In Ming dynasty China, lusty young scholar Wei Yangsheng (Hiro Hayama) falls in love with beautiful maiden, Tie Yuxiang (Lan Yan). Unfortunately their marriage soon runs out of steam when Yangsheng fails to satisfy his wife in bed, owing to his comically small manhood. Intrigued by rumours about the debauched Prince Ning (Tony Ho), Yangsheng visits his fabled “Pavilion of Extreme Ecstasy” where a whole harem of naked nymphs are kept to satisfy men’s wildest fantasies. At the invitation of Prince Ning, Yangsheng shares a spectacular shag with Ruizhu (Saori Hara), a comely concubine whose tantric sex skills can prolong lovemaking for endless hours. He then goes to the extreme of getting a donkey’s schlong transplanted in place of his own meagre member, so he can bang ten women at a time. Now estranged from her husband, poor Yuxiang seeks solace in an affair with studly peasant Quan (Kirt Kishita), little realising he is a spy working for Prince Ning, who it turns out has far more sinister intentions for sex-happy young couple.
Despite inaccurately billing itself as the first 3D sex film, 3D Sex & Zen - Extreme Ecstasy earned its infamy dethroning Avatar (2009) as the highest-grossing film at the Chinese box office, stirring some embarrassment amongst government officials torn between traditionally conservative and censorious attitudes and their fiscal delight over a homegrown hit. It also drew surprisingly positive reviews, proving people really had missed the Hong Kong Category III historical sex romp genre that was once on the verge of extinction. Veteran exploitation hand Cash Chin Man-Kei revived the genre with The Forbidden Legend: Sex & Chopsticks (2008) having previously helmed the highpoint of the Sex & Zen franchise, Sex & Zen II (1996). While the sequels were written and produced by prolific schlock mogul Wong Jing, this big budget 3D reboot finds original producer Stephen Shiu back on board mounting what is essentially a remake of the first Sex & Zen (1991) although the plot is not entirely the same.

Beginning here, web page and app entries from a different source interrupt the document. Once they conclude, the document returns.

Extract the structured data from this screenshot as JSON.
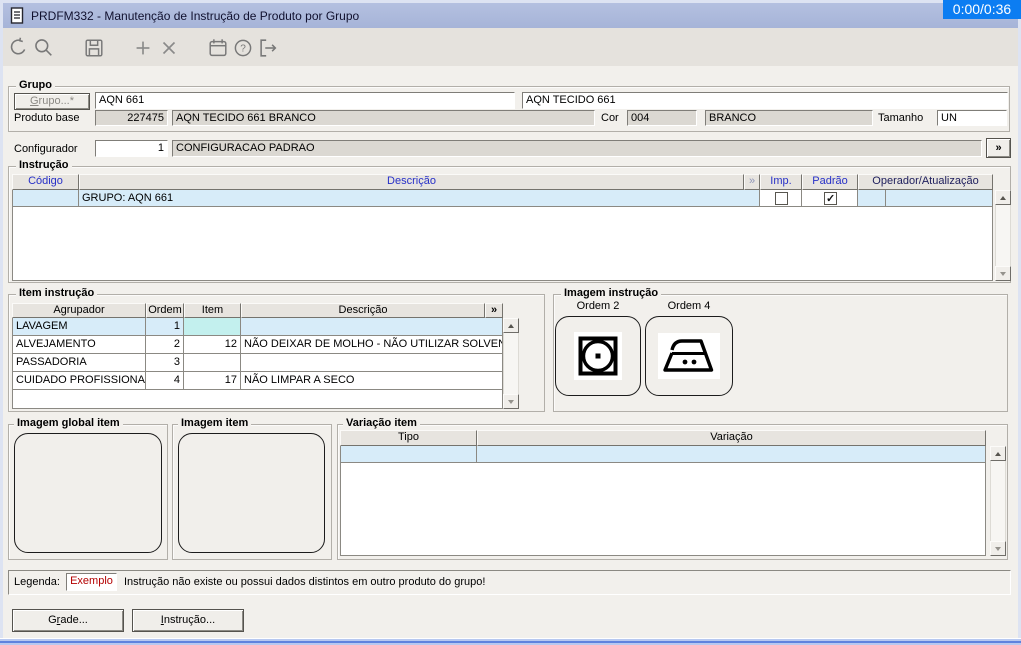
{
  "window": {
    "title": "PRDFM332 - Manutenção de Instrução de Produto por Grupo",
    "timer": "0:00/0:36"
  },
  "toolbar": {
    "help_glyph": "?"
  },
  "grupo": {
    "legend": "Grupo",
    "grupo_button": {
      "key": "G",
      "post": "rupo...*"
    },
    "grupo_code": "AQN 661",
    "grupo_desc": "AQN TECIDO 661",
    "produto_base_label": "Produto base",
    "produto_base_code": "227475",
    "produto_base_desc": "AQN TECIDO 661 BRANCO",
    "cor_label": "Cor",
    "cor_code": "004",
    "cor_desc": "BRANCO",
    "tamanho_label": "Tamanho",
    "tamanho_value": "UN"
  },
  "configurador": {
    "label": "Configurador",
    "code": "1",
    "desc": "CONFIGURACAO PADRAO",
    "expand_button": "»"
  },
  "instrucao": {
    "legend": "Instrução",
    "headers": {
      "codigo": "Código",
      "descricao": "Descrição",
      "mini": "»",
      "imp": "Imp.",
      "padrao": "Padrão",
      "operador": "Operador/Atualização"
    },
    "row": {
      "codigo": "",
      "descricao": "GRUPO: AQN 661",
      "imp_checked": false,
      "padrao_checked": true
    }
  },
  "item_instrucao": {
    "legend": "Item instrução",
    "headers": {
      "agrupador": "Agrupador",
      "ordem": "Ordem",
      "item": "Item",
      "descricao": "Descrição",
      "mini": "»"
    },
    "rows": [
      {
        "agrupador": "LAVAGEM",
        "ordem": "1",
        "item": "",
        "descricao": ""
      },
      {
        "agrupador": "ALVEJAMENTO",
        "ordem": "2",
        "item": "12",
        "descricao": "NÃO DEIXAR DE MOLHO - NÃO UTILIZAR SOLVENTES C"
      },
      {
        "agrupador": "PASSADORIA",
        "ordem": "3",
        "item": "",
        "descricao": ""
      },
      {
        "agrupador": "CUIDADO PROFISSIONAL",
        "ordem": "4",
        "item": "17",
        "descricao": "NÃO LIMPAR A SECO"
      }
    ]
  },
  "imagem_instrucao": {
    "legend": "Imagem instrução",
    "items": [
      {
        "label": "Ordem 2",
        "icon": "tumble-dry-icon"
      },
      {
        "label": "Ordem 4",
        "icon": "iron-two-dots-icon"
      }
    ]
  },
  "imagem_global_item": {
    "legend": "Imagem global item"
  },
  "imagem_item": {
    "legend": "Imagem item"
  },
  "variacao_item": {
    "legend": "Variação item",
    "headers": {
      "tipo": "Tipo",
      "variacao": "Variação"
    }
  },
  "legenda": {
    "label": "Legenda:",
    "exemplo": "Exemplo",
    "text": "Instrução não existe ou possui dados distintos em outro produto do grupo!"
  },
  "footer": {
    "grade": {
      "pre": "G",
      "key": "r",
      "post": "ade..."
    },
    "instrucao": {
      "key": "I",
      "post": "nstrução..."
    }
  },
  "colors": {
    "titlebar": "#a9b7d9",
    "timer_bg": "#0c7df2",
    "form_bg": "#f2f0ec",
    "header_link_blue": "#2730c8",
    "operador_navy": "#20205e",
    "row_highlight": "#d7ecf9",
    "selected_cell_cyan": "#c3f0ee",
    "legend_red": "#b40000",
    "readonly_field": "#dbd8d2"
  }
}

Fans of the series will find themselves on familiar ground with the usual oddball mix of Carry On level bawdy humour with loopy martial arts action and grand guignol gross-out atrocities ranging from the infamous transplant sequence to the unforgettable sight of sexy hemaphrodite sorceress Elder of Bliss (Vonnie Lui) performing tricks with his/her extendible CGI gold penis! Lavish production values and oodles of oft-unclad eye-candy from a largely Japanese cast of adult video stars ensure the film proves an eye-popping spectacle in more ways than one, with 3D effects including knives, mahjongg tiles and a severed penis flying at the screen along with the expected bouncing boobs and a surprising amount of spurting blood, though mercifully no other bodily fluids. The gravity-defying sex is undeniably outrageous and at times titillating yet first-time director Christopher Sun paces the action poorly. At two hours long this has its dull patches and though it looks handsome enough, the visuals lack the artistry that made earlier entries so evocative, sporting a flat look presumably to accommodate the 3D effects.
Whereas the original films were largely light-hearted, here the tone slowly segues from jolly sexual shenanigans towards gory gothic sadism and regrettable misogyny, somewhat closer in line with rival Category III productions like Chinese Torture Chamber Story (1994) from whence it lifts a torture sequence involving a wooden horse. Possibly as a result of the mainland censor, the film appears torn between progressive attitudes in allowing both husband and wife to have sexual indiscretions while remaining sympathetic characters and ensuring everyone suffers mightily for their carnal urges. As with earlier entries there are vaguely philosophical undertones drawing parallels between the ephemeral nature of happiness and the brief bliss of orgasm. Early into the film Wei Yangsheng asks an elderly couple how they can still feel love when no longer able to make love, and the arc of the film hammers home the moral that real love is more valuable than physical pleasure. There is an interesting contrast drawn between Yangsheng’s need to constantly prove his manliness and the attitude of his rival, scholar Shun Shang Guang (Jason Yiu Luk-Ming) who genuinely loves and cares for his many concubines. He also emerges a far more caring lover for Yuxiang, though after a night of passion alongside his other wives, she tearfully bids farewell to go rescue her feckless husband. Yet although the coda proves sweetly romantic, the film ultimately presents sex as an obstacle to love, which is a curious message unlikely to go down well with thrill-seeking smut fans.